  • Nothing describes a rollercoaster more accurately than the early months with your newborn baby. With the rush of love and amazing bonding experience that many new parents feel also comes numerous unknowns and challenges which can cause high levels of anxiety. Not always having the answer or being unsure of where to look for trusted information can naturally leave some parents feeling stressed and overwhelmed.
  • Vegetarian and vegan diets have become increasingly popular over the past few years, with more and more parents raising their children on a plant-based diet. Toddlers have high-energy needs and small stomachs, so it is important parents know how to ensure their child gets all the nutrients needed for healthy growth and development. The Infant & Toddler Forum are here to help with practical tips and advice for parents considering a vegetarian or vegan diet for their toddler.
  • Encouraging toddlers to keep physically active will help them to develop movement skills, stay a healthy weight and keep a healthy heart.
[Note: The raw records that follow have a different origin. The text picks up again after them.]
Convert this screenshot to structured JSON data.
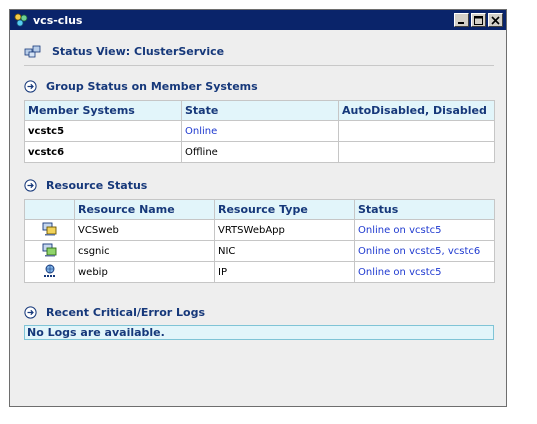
{
  "window": {
    "title": "vcs-clus"
  },
  "status_view": {
    "label": "Status View: ClusterService"
  },
  "group_status": {
    "title": "Group Status on Member Systems",
    "columns": [
      "Member Systems",
      "State",
      "AutoDisabled, Disabled"
    ],
    "rows": [
      {
        "system": "vcstc5",
        "state": "Online",
        "auto_disabled": ""
      },
      {
        "system": "vcstc6",
        "state": "Offline",
        "auto_disabled": ""
      }
    ]
  },
  "resource_status": {
    "title": "Resource Status",
    "columns": [
      "",
      "Resource Name",
      "Resource Type",
      "Status"
    ],
    "rows": [
      {
        "icon": "application-resource-icon",
        "name": "VCSweb",
        "type": "VRTSWebApp",
        "status": "Online on vcstc5"
      },
      {
        "icon": "nic-resource-icon",
        "name": "csgnic",
        "type": "NIC",
        "status": "Online on vcstc5, vcstc6"
      },
      {
        "icon": "ip-resource-icon",
        "name": "webip",
        "type": "IP",
        "status": "Online on vcstc5"
      }
    ]
  },
  "logs": {
    "title": "Recent Critical/Error Logs",
    "message": "No Logs are available."
  },
  "colors": {
    "title_bar": "#0a246a",
    "accent_text": "#16387a",
    "header_bg": "#e2f5fa",
    "link_blue": "#1f3ad0"
  }
}
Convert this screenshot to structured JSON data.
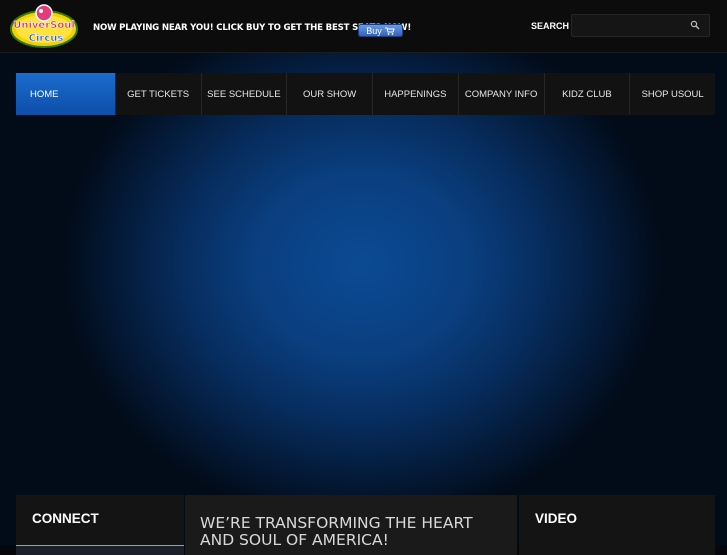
{
  "header": {
    "logo_alt": "UniverSoul Circus",
    "promo_text": "NOW PLAYING NEAR YOU! CLICK BUY TO GET THE BEST SEATS NOW!",
    "buy_label": "Buy",
    "search_label": "SEARCH",
    "search_value": "",
    "search_placeholder": ""
  },
  "nav": {
    "items": [
      {
        "label": "HOME",
        "active": true
      },
      {
        "label": "GET TICKETS"
      },
      {
        "label": "SEE SCHEDULE"
      },
      {
        "label": "OUR SHOW"
      },
      {
        "label": "HAPPENINGS"
      },
      {
        "label": "COMPANY INFO"
      },
      {
        "label": "KIDZ CLUB"
      },
      {
        "label": "SHOP USOUL"
      }
    ]
  },
  "panels": {
    "connect_title": "CONNECT",
    "main_heading": "WE’RE TRANSFORMING THE HEART AND SOUL OF AMERICA!",
    "video_title": "VIDEO"
  },
  "colors": {
    "accent": "#1b6ccd",
    "background": "#05070c",
    "hero": "#0b4a93"
  },
  "icons": [
    "universoul-circus-logo",
    "cart-icon",
    "search-icon"
  ]
}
No matter the weather, we have fun activities which will keep your toddler active and entertained this Easter!